◆ Materials provided ◆
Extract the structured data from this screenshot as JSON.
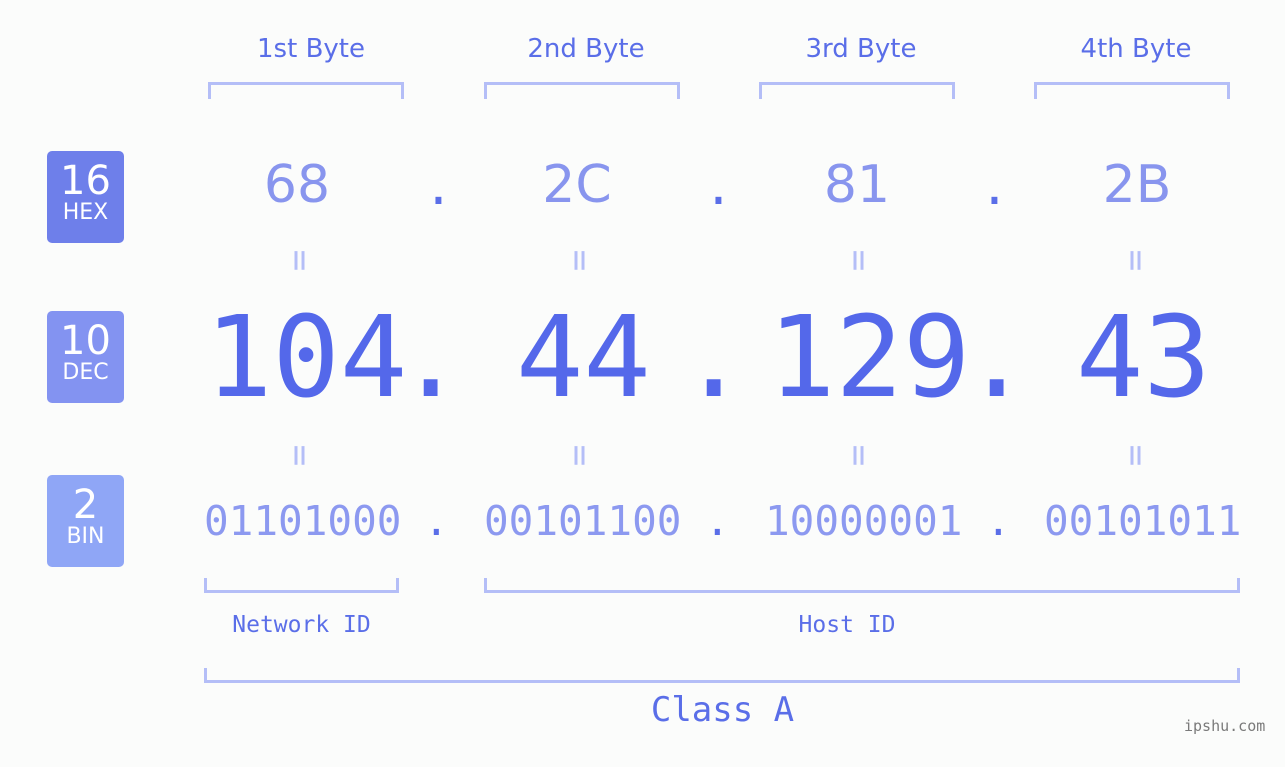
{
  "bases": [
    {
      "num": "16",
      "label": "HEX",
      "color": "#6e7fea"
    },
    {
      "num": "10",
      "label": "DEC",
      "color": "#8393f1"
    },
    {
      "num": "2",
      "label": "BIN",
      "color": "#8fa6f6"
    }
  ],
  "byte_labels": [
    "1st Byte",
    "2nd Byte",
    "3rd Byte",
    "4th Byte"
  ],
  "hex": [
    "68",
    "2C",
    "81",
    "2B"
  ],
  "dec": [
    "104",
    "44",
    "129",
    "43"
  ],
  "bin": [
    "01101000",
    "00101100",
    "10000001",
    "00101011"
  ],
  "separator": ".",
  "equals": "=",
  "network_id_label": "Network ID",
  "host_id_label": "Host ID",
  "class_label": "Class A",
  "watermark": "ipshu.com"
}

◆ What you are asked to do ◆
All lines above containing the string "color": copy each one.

◆ Response area ◆
      "color": "#6e7fea"
      "color": "#8393f1"
      "color": "#8fa6f6"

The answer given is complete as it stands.